What you return should match every record exactly, with the images removed.

Items from an interface collection:
+ + + + + + +
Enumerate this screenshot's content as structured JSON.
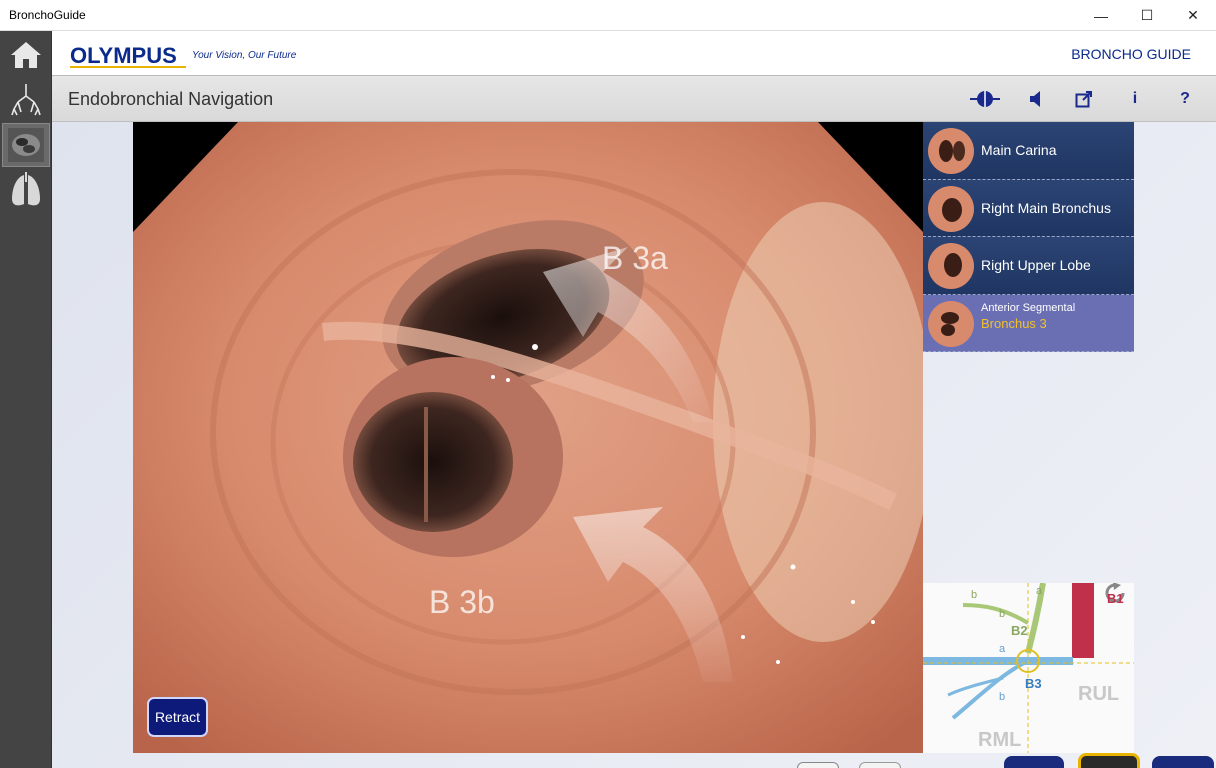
{
  "window": {
    "title": "BronchoGuide",
    "minimize_glyph": "—",
    "maximize_glyph": "☐",
    "close_glyph": "✕"
  },
  "brand": {
    "logo": "OLYMPUS",
    "tagline": "Your Vision, Our Future",
    "app_name": "BRONCHO GUIDE"
  },
  "toolbar": {
    "title": "Endobronchial Navigation",
    "icons": [
      "bronchoscope-icon",
      "speaker-icon",
      "external-link-icon",
      "info-icon",
      "help-icon"
    ],
    "info_glyph": "i",
    "help_glyph": "?"
  },
  "sidebar": {
    "items": [
      {
        "name": "home",
        "icon": "home-icon",
        "active": false
      },
      {
        "name": "bronchial-tree",
        "icon": "bronchial-tree-icon",
        "active": false
      },
      {
        "name": "endobronchial",
        "icon": "endoscope-view-icon",
        "active": true
      },
      {
        "name": "lungs",
        "icon": "lungs-icon",
        "active": false
      }
    ]
  },
  "endoscope": {
    "labels": [
      "B 3a",
      "B 3b"
    ],
    "retract_label": "Retract"
  },
  "breadcrumbs": [
    {
      "label": "Main Carina"
    },
    {
      "label": "Right Main Bronchus"
    },
    {
      "label": "Right Upper Lobe"
    },
    {
      "label_small": "Anterior Segmental",
      "label_highlight": "Bronchus 3"
    }
  ],
  "mini_map": {
    "labels": {
      "a1": "a",
      "b1": "b",
      "b1_seg": "B1",
      "b2": "B2",
      "a2": "a",
      "b3": "B3",
      "b2_small": "b",
      "rul": "RUL",
      "rml": "RML"
    }
  },
  "colors": {
    "brand_blue": "#0a2b8c",
    "crumb_bg": "#2c4474",
    "crumb_active_bg": "#6a6fb3",
    "highlight": "#f0c030"
  }
}
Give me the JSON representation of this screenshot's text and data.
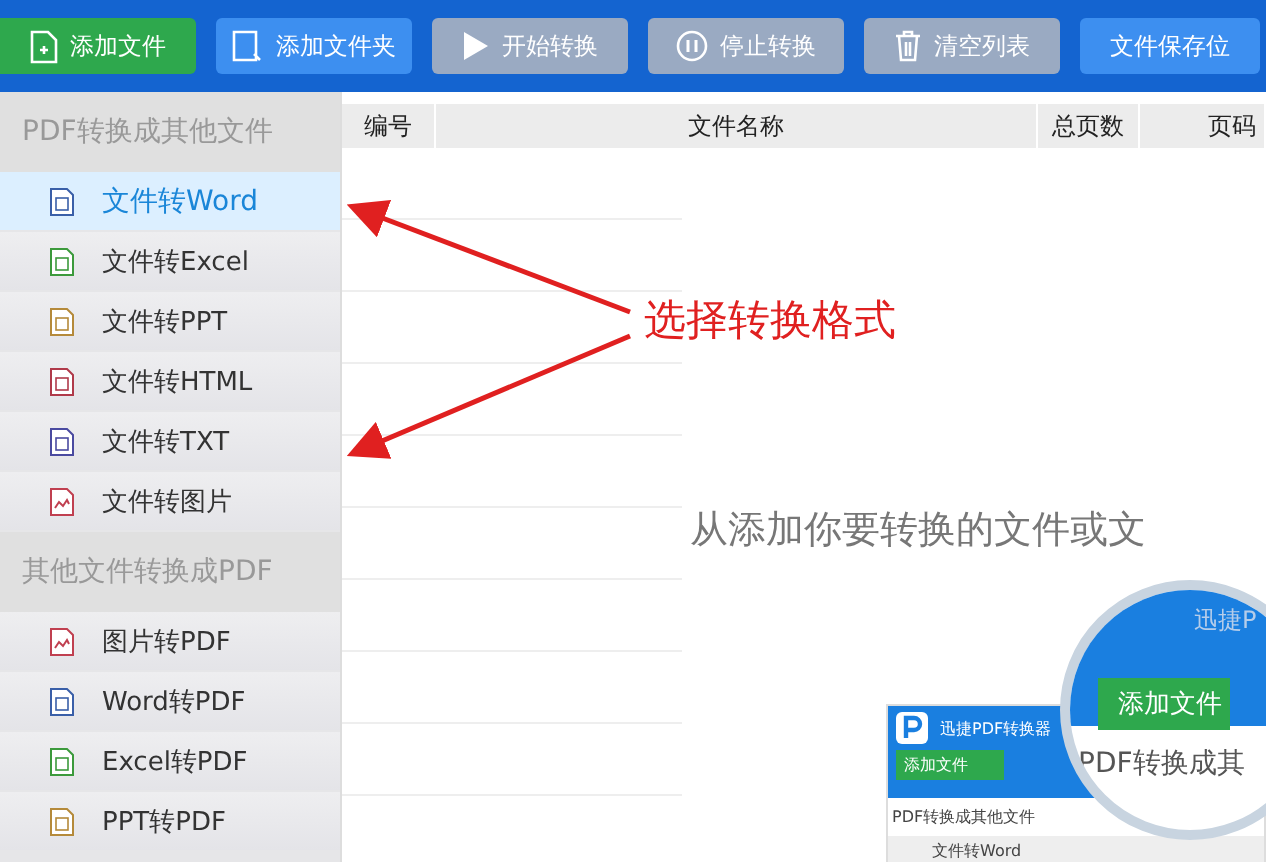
{
  "toolbar": {
    "buttons": [
      {
        "label": "添加文件",
        "kind": "add",
        "disabled": false
      },
      {
        "label": "添加文件夹",
        "kind": "folder",
        "disabled": false
      },
      {
        "label": "开始转换",
        "kind": "start",
        "disabled": true
      },
      {
        "label": "停止转换",
        "kind": "stop",
        "disabled": true
      },
      {
        "label": "清空列表",
        "kind": "clear",
        "disabled": true
      },
      {
        "label": "文件保存位",
        "kind": "save",
        "disabled": false
      }
    ]
  },
  "sidebar": {
    "sections": [
      {
        "title": "PDF转换成其他文件",
        "items": [
          {
            "label": "文件转Word",
            "kind": "word",
            "selected": true
          },
          {
            "label": "文件转Excel",
            "kind": "excel",
            "selected": false
          },
          {
            "label": "文件转PPT",
            "kind": "ppt",
            "selected": false
          },
          {
            "label": "文件转HTML",
            "kind": "html",
            "selected": false
          },
          {
            "label": "文件转TXT",
            "kind": "txt",
            "selected": false
          },
          {
            "label": "文件转图片",
            "kind": "image",
            "selected": false
          }
        ]
      },
      {
        "title": "其他文件转换成PDF",
        "items": [
          {
            "label": "图片转PDF",
            "kind": "image",
            "selected": false
          },
          {
            "label": "Word转PDF",
            "kind": "word",
            "selected": false
          },
          {
            "label": "Excel转PDF",
            "kind": "excel",
            "selected": false
          },
          {
            "label": "PPT转PDF",
            "kind": "ppt",
            "selected": false
          }
        ]
      }
    ]
  },
  "table": {
    "columns": [
      "编号",
      "文件名称",
      "总页数",
      "页码"
    ],
    "empty_hint": "从添加你要转换的文件或文"
  },
  "annotation": {
    "text": "选择转换格式"
  },
  "inset": {
    "title": "迅捷PDF转换器",
    "button": "添加文件",
    "section": "PDF转换成其他文件",
    "item": "文件转Word",
    "magnifier": {
      "title": "迅捷P",
      "button": "添加文件",
      "section": "PDF转换成其"
    }
  }
}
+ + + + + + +
§ Response below
Enumerate this screenshot's content as structured JSON.
{
  "window": {
    "title": "BronchoGuide",
    "minimize_glyph": "—",
    "maximize_glyph": "☐",
    "close_glyph": "✕"
  },
  "brand": {
    "logo": "OLYMPUS",
    "tagline": "Your Vision, Our Future",
    "app_name": "BRONCHO GUIDE"
  },
  "toolbar": {
    "title": "Endobronchial Navigation",
    "icons": [
      "bronchoscope-icon",
      "speaker-icon",
      "external-link-icon",
      "info-icon",
      "help-icon"
    ],
    "info_glyph": "i",
    "help_glyph": "?"
  },
  "sidebar": {
    "items": [
      {
        "name": "home",
        "icon": "home-icon",
        "active": false
      },
      {
        "name": "bronchial-tree",
        "icon": "bronchial-tree-icon",
        "active": false
      },
      {
        "name": "endobronchial",
        "icon": "endoscope-view-icon",
        "active": true
      },
      {
        "name": "lungs",
        "icon": "lungs-icon",
        "active": false
      }
    ]
  },
  "endoscope": {
    "labels": [
      "B 3a",
      "B 3b"
    ],
    "retract_label": "Retract"
  },
  "breadcrumbs": [
    {
      "label": "Main Carina"
    },
    {
      "label": "Right Main Bronchus"
    },
    {
      "label": "Right Upper Lobe"
    },
    {
      "label_small": "Anterior Segmental",
      "label_highlight": "Bronchus 3"
    }
  ],
  "mini_map": {
    "labels": {
      "a1": "a",
      "b1": "b",
      "b1_seg": "B1",
      "b2": "B2",
      "a2": "a",
      "b3": "B3",
      "b2_small": "b",
      "rul": "RUL",
      "rml": "RML"
    }
  },
  "colors": {
    "brand_blue": "#0a2b8c",
    "crumb_bg": "#2c4474",
    "crumb_active_bg": "#6a6fb3",
    "highlight": "#f0c030"
  }
}
Give me the JSON representation of this screenshot's text and data.
{
  "toolbar": {
    "buttons": [
      {
        "label": "添加文件",
        "kind": "add",
        "disabled": false
      },
      {
        "label": "添加文件夹",
        "kind": "folder",
        "disabled": false
      },
      {
        "label": "开始转换",
        "kind": "start",
        "disabled": true
      },
      {
        "label": "停止转换",
        "kind": "stop",
        "disabled": true
      },
      {
        "label": "清空列表",
        "kind": "clear",
        "disabled": true
      },
      {
        "label": "文件保存位",
        "kind": "save",
        "disabled": false
      }
    ]
  },
  "sidebar": {
    "sections": [
      {
        "title": "PDF转换成其他文件",
        "items": [
          {
            "label": "文件转Word",
            "kind": "word",
            "selected": true
          },
          {
            "label": "文件转Excel",
            "kind": "excel",
            "selected": false
          },
          {
            "label": "文件转PPT",
            "kind": "ppt",
            "selected": false
          },
          {
            "label": "文件转HTML",
            "kind": "html",
            "selected": false
          },
          {
            "label": "文件转TXT",
            "kind": "txt",
            "selected": false
          },
          {
            "label": "文件转图片",
            "kind": "image",
            "selected": false
          }
        ]
      },
      {
        "title": "其他文件转换成PDF",
        "items": [
          {
            "label": "图片转PDF",
            "kind": "image",
            "selected": false
          },
          {
            "label": "Word转PDF",
            "kind": "word",
            "selected": false
          },
          {
            "label": "Excel转PDF",
            "kind": "excel",
            "selected": false
          },
          {
            "label": "PPT转PDF",
            "kind": "ppt",
            "selected": false
          }
        ]
      }
    ]
  },
  "table": {
    "columns": [
      "编号",
      "文件名称",
      "总页数",
      "页码"
    ],
    "empty_hint": "从添加你要转换的文件或文"
  },
  "annotation": {
    "text": "选择转换格式"
  },
  "inset": {
    "title": "迅捷PDF转换器",
    "button": "添加文件",
    "section": "PDF转换成其他文件",
    "item": "文件转Word",
    "magnifier": {
      "title": "迅捷P",
      "button": "添加文件",
      "section": "PDF转换成其"
    }
  }
}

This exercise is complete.